The latest version of "Devil May Cry" will turn even non-fans into believers.
You've got the wrong guy. Me, review "DmC: Devil May Cry"?
This time last week I would have been glad to sit you down and tell you about my active aversion for hack-and-slash games. The weird "suction" mechanic whereby button presses have you automatically swinging at nearby enemies, no aim required, just doesn't sit well for me. Or at least, it didn't. This game kind of changed that for me.
With "DmC," Capcom and Ninja Theory (the real engineers behind this reboot) have effectively broken down my snobbery with gameplay that's somehow both gritty and easy to giggle at. The Death Knight's first appearance -- he crawls from the ground, all bones, and shakes off the dirt with a quick banging together of sword and shield -- will prove to be one of the more memorable gaming moments of my year, I'm sure. It was badass, but I couldn't help laughing a little. I think it's because I couldn't wait to fight the thing.
A moment later, I was given a new weapon to better deal with future Death Knights. "DmC" gives you new stuff at a regular clip, and it's all good to play with. In the end you'll have eight weapons, an arsenal available without putting a stop to the gameplay. For this Ninja Theory brought in a great mechanic from "Heavenly Sword": hold down either trigger for a complete change in your move set (by virtue of a weapon swap). Along with the redesign imposed on Dante, this is what's having "Devil May Cry" fans crying foul.

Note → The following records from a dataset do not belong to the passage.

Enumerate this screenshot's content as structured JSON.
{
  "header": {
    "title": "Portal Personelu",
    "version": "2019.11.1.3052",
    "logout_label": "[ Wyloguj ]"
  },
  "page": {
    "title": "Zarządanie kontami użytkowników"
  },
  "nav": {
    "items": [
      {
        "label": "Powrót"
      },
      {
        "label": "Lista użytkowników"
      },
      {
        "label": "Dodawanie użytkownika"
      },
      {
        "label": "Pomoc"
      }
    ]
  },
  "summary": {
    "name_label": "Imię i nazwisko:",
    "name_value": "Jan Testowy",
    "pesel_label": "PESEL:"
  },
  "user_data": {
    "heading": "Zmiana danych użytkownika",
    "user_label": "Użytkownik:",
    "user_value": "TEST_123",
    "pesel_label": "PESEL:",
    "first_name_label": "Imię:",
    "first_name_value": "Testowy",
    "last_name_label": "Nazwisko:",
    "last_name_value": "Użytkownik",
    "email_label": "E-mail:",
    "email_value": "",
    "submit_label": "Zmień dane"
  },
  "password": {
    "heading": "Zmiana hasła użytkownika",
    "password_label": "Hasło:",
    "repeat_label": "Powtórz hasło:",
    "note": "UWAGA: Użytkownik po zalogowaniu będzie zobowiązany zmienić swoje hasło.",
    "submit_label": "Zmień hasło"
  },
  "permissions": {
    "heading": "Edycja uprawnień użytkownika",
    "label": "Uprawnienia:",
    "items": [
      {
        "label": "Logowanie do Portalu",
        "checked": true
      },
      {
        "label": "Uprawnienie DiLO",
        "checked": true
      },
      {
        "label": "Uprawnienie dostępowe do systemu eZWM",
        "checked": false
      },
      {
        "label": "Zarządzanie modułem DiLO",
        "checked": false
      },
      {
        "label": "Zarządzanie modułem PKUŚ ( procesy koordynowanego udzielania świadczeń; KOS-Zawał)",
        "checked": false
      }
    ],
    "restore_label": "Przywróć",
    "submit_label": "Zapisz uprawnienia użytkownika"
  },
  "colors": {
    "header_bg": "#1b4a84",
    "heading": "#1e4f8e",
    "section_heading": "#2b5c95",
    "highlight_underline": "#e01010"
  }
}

But it works so well. In a matter of seconds you can launch an enemy into the air with the Arbiter (a fiery ax), jump up to smack him down with Eryx (punching gauntlets) rake him back up with Osiris (a scythe) and finish the job with your plain old sword. It's glorious.
It also fits beautifully into Dante's shtick as a child of angel/demon lovemaking. L and R in games have for some subliminal reason become associated with good and bad respectively, and "DmC" marches along with that.
Dante's changed, but the script brings out the cheekiness that many fans were fearing lost. The storyline keeps to a small cast of characters, and refrains from overwrought plot points. Dante's exchanges with his twin brother, Vergil, can get crude, but in an unapologetic way (that's the only way to pull it off, right?). His dialogue with bosses gets filthy, and tables some measured and truly satisfactory use of the F word. That's no simple science (seriously, don't step into the battle with the Succubus if grandma's around. Or a nun).
One could accuse "DmC" of being a little easy. There are no maps, for instance, because none are needed (no multi-storied dungeons here). There's also just the one late-game puzzle; at least it's clever. On the normal difficulty setting, I beat the game in around 15 hours and only died a handful of times out of mild laziness.
But what isn't easy is acing those report cards at each mission's end. You'll be judged on style (how varied you were in your demon-squashing), how much secret stuff you found, and how quickly you finished up.
Beating the game unlocks Son of Sparda, a difficulty mode that takes enemy groups up a notch. Here the very first batch includes a Hell Knight. Another difficulty mode has Dante die in one hit. I'm looking forward to playing as Son of Sparda, especially since a lot of the hidden unlockables aren't available in the first play through.
It's Ninja Theory's way of goading me into another play through. It doesn't need one. "DmC" has carved a little hellhole in my heart (that's a good thing). To fans of the series, no matter how preliminary disappointed with the change of direction you might be: give this game a chance.